One of my favorite writers, both in poetry and prose, is Richard Brautigan. In the ’60s and ’70s, particularly, he entertained and inspired me. I have always wanted to write even one thing as good as he did. He said more with a greater economy of words and style than any other writer I’ve ever known. That’s something which has eluded me greatly.
Brautigan’s poem “Night”, more than most of his other work, has always intrigued me. With two simple words juxtaposed on two lines, he captured volumes of images and possibilities. And in that profound simplicity I am constantly humbled by what he accomplished, and the memories I have of Brautigan and his work.
Here is the poem. Don’t be fooled by its brevity, nor by its deceptively simple use of words. It’s about structure, nuance, and ultimately, that very simplicity itself.

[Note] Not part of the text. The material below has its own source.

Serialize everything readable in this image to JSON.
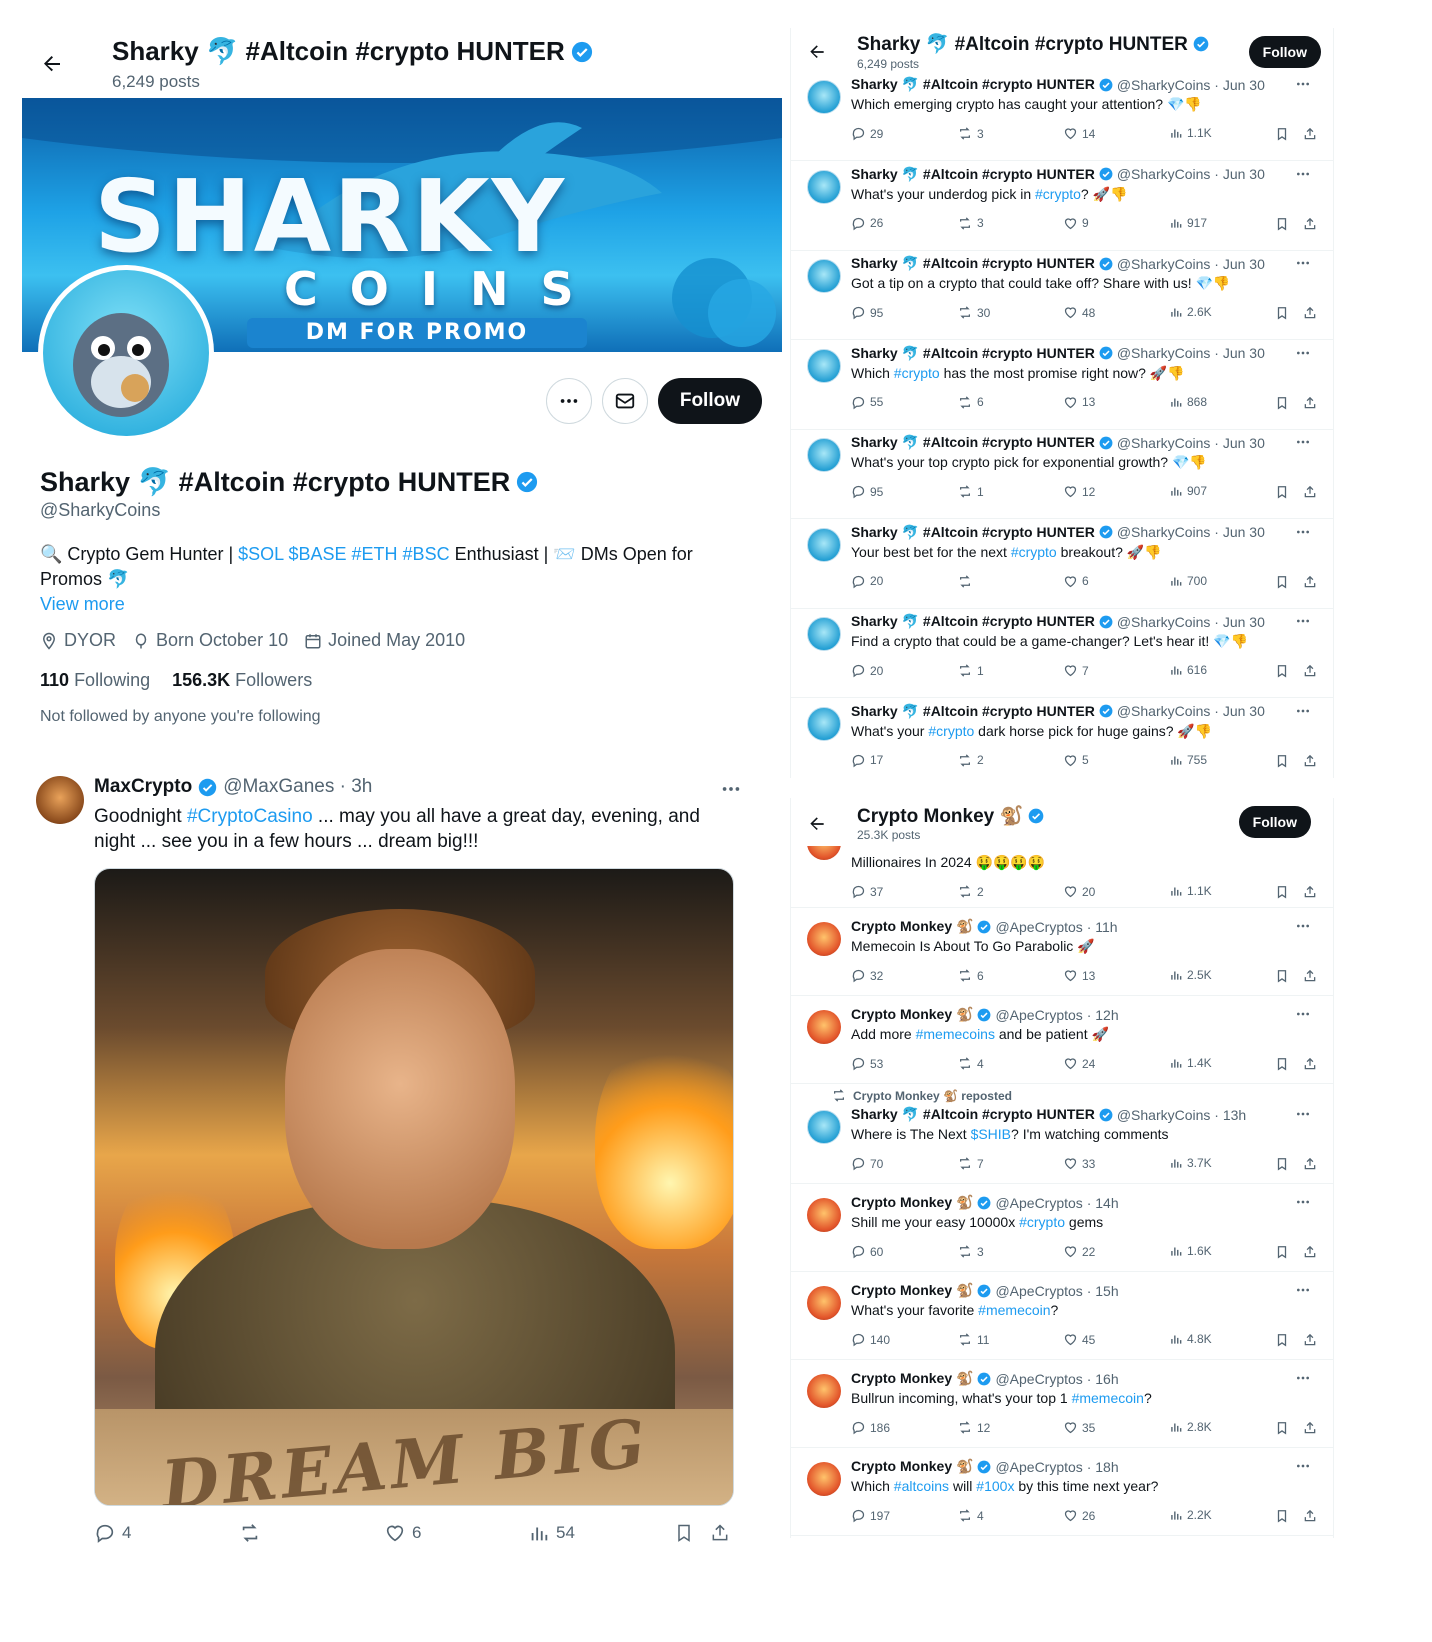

While I have found his writing to be an inspiration to me, I have not written, and cannot hope to write, anything approaching his level of genius.
Below is one of my poor attempts to write something in a style like Brautigan might have done, but anyone who knows his work knows how miserably I have failed. I offer it up not as exemplifying Brautigan’s work, but rather in contrast to his mastery.
One lens clean, the other dirty,
the world is alternately distorted and pretty.
My apologies Richard. I will do penance by rereading your masterpiece, “Troutfishing in America.”